───── SUPPLIED RECORDS ─────
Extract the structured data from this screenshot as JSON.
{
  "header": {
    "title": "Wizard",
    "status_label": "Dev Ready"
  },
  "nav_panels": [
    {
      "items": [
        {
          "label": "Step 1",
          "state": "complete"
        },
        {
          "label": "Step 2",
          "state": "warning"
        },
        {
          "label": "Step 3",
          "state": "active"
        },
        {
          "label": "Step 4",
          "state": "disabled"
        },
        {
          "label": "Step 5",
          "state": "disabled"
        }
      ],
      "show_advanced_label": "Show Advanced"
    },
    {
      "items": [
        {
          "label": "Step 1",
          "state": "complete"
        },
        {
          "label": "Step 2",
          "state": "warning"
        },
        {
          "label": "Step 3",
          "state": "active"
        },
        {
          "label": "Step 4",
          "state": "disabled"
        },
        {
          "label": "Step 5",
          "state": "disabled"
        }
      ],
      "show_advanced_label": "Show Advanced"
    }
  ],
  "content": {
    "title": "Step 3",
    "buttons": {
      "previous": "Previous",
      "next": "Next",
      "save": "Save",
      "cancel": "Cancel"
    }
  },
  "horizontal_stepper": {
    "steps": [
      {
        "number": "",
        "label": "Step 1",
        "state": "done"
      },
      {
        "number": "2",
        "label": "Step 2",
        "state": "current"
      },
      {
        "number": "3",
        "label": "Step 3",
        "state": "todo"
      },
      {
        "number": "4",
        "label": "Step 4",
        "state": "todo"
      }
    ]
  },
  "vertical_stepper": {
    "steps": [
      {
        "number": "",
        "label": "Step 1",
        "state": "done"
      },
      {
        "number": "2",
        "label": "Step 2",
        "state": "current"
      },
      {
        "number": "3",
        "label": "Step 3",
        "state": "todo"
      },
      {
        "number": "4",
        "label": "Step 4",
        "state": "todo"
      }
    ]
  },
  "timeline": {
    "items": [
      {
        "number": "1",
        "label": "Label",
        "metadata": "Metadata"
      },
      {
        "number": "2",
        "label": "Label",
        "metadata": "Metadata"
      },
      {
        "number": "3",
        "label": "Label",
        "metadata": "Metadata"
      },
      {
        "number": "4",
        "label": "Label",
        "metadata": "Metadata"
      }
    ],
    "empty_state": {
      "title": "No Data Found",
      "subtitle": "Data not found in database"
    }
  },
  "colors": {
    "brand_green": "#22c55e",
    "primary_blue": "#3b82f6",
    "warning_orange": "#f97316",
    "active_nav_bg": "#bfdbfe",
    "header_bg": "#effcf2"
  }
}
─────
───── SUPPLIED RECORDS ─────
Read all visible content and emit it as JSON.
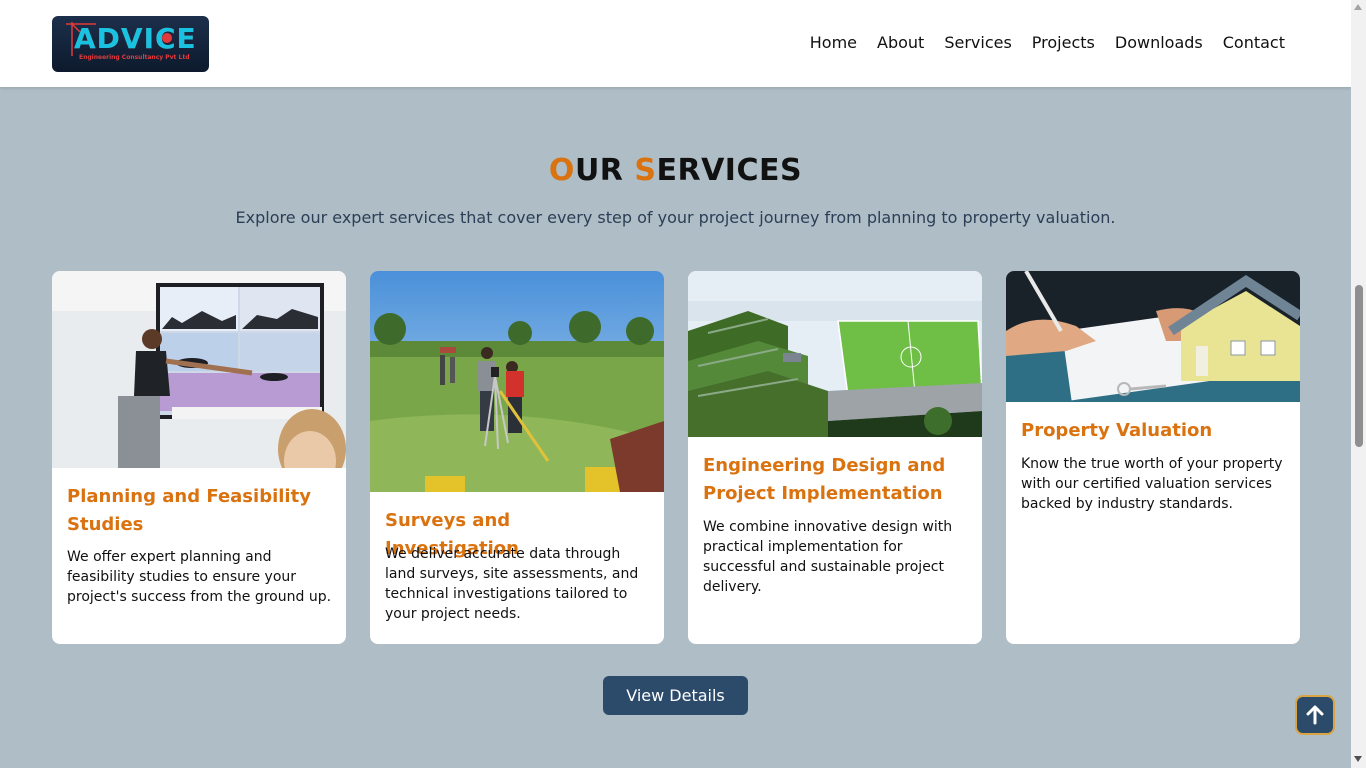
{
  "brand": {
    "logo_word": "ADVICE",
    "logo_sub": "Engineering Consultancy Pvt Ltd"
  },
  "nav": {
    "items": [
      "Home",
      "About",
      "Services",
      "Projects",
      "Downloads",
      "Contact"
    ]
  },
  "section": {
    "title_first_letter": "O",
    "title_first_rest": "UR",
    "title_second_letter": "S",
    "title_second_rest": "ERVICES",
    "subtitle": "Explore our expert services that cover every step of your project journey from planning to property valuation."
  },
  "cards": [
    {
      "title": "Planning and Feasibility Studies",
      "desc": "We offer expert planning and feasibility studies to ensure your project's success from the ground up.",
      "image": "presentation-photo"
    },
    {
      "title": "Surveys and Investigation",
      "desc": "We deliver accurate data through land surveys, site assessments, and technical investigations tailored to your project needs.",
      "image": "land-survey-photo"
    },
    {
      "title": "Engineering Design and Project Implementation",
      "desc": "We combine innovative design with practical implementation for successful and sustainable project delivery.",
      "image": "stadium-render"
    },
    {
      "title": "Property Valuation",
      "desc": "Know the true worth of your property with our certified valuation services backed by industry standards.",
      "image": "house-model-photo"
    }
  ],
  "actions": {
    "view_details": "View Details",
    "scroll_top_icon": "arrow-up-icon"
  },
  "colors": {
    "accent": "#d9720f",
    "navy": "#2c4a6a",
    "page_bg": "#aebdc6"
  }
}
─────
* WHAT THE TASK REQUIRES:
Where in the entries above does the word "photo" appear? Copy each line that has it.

* SOLUTION TO THE EXERCISE:
      "image": "presentation-photo"
      "image": "land-survey-photo"
      "image": "house-model-photo"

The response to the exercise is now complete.